HuffPo has a great post on why you should be taking your child to the library. It begins with the author of the article talking about using the library as a child and learning to write her name just in order to get her own library card.
She then goes on to list five reasons to use the library as a parent with your child:
- Reading is brain food, and using the library leads to more reading.
- You gain access to more books and other materials than you could buy on your own.
- Your children’s librarian can tell you about books you would otherwise have missed.
- Libraries are not shushing places anymore, they are active and fun.
- A library card teaches responsibility.
I would add a couple more:

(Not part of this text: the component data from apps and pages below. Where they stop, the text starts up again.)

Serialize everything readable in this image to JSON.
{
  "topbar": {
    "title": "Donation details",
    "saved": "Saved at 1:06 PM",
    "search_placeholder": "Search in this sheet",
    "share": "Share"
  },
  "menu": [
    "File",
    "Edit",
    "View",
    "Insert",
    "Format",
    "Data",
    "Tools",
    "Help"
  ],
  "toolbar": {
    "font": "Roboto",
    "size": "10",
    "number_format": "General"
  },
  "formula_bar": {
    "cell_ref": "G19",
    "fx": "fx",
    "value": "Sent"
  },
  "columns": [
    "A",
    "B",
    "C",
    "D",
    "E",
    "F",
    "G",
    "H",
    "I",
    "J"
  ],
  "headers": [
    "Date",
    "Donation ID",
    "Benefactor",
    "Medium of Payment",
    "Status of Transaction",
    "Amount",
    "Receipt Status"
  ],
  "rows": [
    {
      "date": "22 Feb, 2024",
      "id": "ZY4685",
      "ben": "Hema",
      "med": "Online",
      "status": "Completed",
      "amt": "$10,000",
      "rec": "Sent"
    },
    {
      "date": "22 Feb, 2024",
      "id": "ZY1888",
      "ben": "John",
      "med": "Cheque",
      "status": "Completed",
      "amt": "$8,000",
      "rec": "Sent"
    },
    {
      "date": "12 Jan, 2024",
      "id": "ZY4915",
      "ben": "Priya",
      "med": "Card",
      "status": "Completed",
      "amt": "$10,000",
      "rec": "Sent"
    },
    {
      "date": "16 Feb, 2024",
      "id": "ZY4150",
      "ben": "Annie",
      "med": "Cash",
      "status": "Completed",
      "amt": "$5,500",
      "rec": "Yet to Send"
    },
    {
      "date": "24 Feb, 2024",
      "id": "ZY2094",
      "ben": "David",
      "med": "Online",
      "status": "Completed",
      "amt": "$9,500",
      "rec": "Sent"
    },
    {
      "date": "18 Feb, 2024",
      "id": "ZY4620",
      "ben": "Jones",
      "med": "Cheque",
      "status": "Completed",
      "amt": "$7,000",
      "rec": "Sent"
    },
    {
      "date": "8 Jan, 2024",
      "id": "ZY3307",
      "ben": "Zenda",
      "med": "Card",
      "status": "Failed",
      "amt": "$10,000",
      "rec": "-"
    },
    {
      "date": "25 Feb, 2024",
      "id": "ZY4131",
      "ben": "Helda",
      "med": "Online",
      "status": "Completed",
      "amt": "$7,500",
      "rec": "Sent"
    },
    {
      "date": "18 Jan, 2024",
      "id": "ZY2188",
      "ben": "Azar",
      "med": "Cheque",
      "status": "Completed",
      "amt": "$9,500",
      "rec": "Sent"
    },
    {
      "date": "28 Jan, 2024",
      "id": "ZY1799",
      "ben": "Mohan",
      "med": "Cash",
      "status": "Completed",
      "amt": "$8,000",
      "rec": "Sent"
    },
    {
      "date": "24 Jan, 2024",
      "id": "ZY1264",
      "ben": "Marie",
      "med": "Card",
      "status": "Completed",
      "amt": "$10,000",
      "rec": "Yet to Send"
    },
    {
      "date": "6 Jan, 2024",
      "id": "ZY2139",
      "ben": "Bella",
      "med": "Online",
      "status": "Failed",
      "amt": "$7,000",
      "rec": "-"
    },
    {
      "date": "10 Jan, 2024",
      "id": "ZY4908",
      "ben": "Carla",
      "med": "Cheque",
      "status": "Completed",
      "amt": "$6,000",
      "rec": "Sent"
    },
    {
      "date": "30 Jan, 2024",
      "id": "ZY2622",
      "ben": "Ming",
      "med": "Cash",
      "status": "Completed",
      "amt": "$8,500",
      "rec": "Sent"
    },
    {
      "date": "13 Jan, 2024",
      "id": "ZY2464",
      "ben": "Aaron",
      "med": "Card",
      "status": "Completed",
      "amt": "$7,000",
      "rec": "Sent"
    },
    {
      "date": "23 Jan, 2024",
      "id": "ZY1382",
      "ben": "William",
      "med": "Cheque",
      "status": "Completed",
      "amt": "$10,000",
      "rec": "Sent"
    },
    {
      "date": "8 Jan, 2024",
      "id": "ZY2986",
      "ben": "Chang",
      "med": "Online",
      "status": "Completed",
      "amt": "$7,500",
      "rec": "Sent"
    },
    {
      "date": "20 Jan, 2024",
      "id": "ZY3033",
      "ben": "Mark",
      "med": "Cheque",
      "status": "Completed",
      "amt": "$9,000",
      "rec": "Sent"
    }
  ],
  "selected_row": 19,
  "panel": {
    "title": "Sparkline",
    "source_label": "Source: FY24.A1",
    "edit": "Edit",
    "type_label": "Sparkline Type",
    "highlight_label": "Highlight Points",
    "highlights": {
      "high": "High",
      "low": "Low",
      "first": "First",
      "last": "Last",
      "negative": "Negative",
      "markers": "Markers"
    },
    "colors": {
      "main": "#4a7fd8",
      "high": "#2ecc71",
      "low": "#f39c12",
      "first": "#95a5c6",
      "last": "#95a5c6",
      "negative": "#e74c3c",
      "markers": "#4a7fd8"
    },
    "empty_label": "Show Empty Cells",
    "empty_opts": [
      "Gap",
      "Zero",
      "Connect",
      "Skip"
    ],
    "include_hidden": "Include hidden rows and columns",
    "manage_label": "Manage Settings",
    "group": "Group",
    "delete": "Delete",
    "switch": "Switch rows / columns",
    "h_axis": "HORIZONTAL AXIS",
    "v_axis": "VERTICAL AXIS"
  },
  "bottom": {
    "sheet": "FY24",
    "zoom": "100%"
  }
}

- You have access to a variety of free programs for your child to participate in right at their developmental level.
- You can meet other parents with children your age and have impromptu playdates right in the library.
- You can grab books and movies for yourself too!
I just can’t stop giggling at these fifties-style paperback covers converted to library humor. There are things here for everyone who has worked in a library:
Marilyn Nelson: ‘Many performance poets seem to believe that yelling a poem makes it comprehensible’ – GalleyCat http://buff.ly/1orhlAH
Lifehacker is one of my go-to blogs for all sorts of things. They do amazing posts about technology, but also about a wild blend of topics that both help and surprise.
Today they posted an article about Google Drive and how to make it act more like Office or other desktop suites. But beyond that, they go through many features that you may not know about such as add-ons, scripts, and working offline.
This would make a very rich course to offer the public since it is free but also more robust than most users think. Even if you aren’t looking for another technology course to offer, these tips will make your own use of Google Drive a much better experience.
Representative Paul Ryan of Wisconsin states in his budget proposal that IMLS should be eliminated. As a Wisconsinite I am mortified. Thankfully though ALA has responded to his budget proposal with firm statistics:
In Rep. Ryan’s own state of Wisconsin, more than 65 percent of libraries report that they are the only free access point to Internet in their communities. Just blocks from Rep. Ryan’s Wisconsin office, more than 716,000 visitors used the Hedberg Public Library in Janesville, Wisconsin to access library computers and research databases, check out books and receive job training in 2013. The Institute of Museum and Library Services administered more than $2.8 million in the 2014 fiscal year to help Wisconsin libraries prepare young students for school and provide lifelong learning opportunities for all Wisconsin residents. For example, the state reported that more than 215,000 children participated in summer reading programs at Wisconsin public libraries.
As librarians we are asked all the time about whether there is any real need for libraries in the modern day. I’m old enough to have been a librarian when the Internet came along and we got that same question then. We need to start making sure that our libraries are far more than book repositories, we must be seen as community centers, community builders and locally-focused organizations. We must forge connections, serve as the catalyst for local projects, and be the voice for the forgotten in the community.
Stepping down from the soap box.
Switch & Shift has a great post about Sourcing Creativity. It looks at the artist John Bush and his approach to creativity which is so simple and natural. It makes all of the machinations that we are being told make us creative ring false.
Bush makes several comments in the article:
“The cool ideas are everywhere,” he said. “I just pick something and daydream about what it might be like. You have to let it work you as much as you making it work.”
“The creative part of humor,” John stated, “is to let the viewer fill in the pattern. There would be little to ‘get’ if you made it totally obvious. It needs to pop in the viewer’s mind like the punch line of a joke.”
The author goes on to speak about creativity too and the result is that you will welcome daydreaming into your day and taking chances to find that magic. Very nicely done.
Feedback is one of the most important things you do as a library leader, but it’s also one of those things that many of us avoid if at all possible. It’s all fine and good to give great feedback, write letters of thanks, and celebrate good work. But it’s those other conversations that give us a headache, a churning stomach and lots and lots of pause.
Alison Greene from Ask a Manager (a great management advice blog) shares some feedback advice on The Fast Track. My favorite one is to stop using the compliment sandwich since it fools nobody. More great advice follows!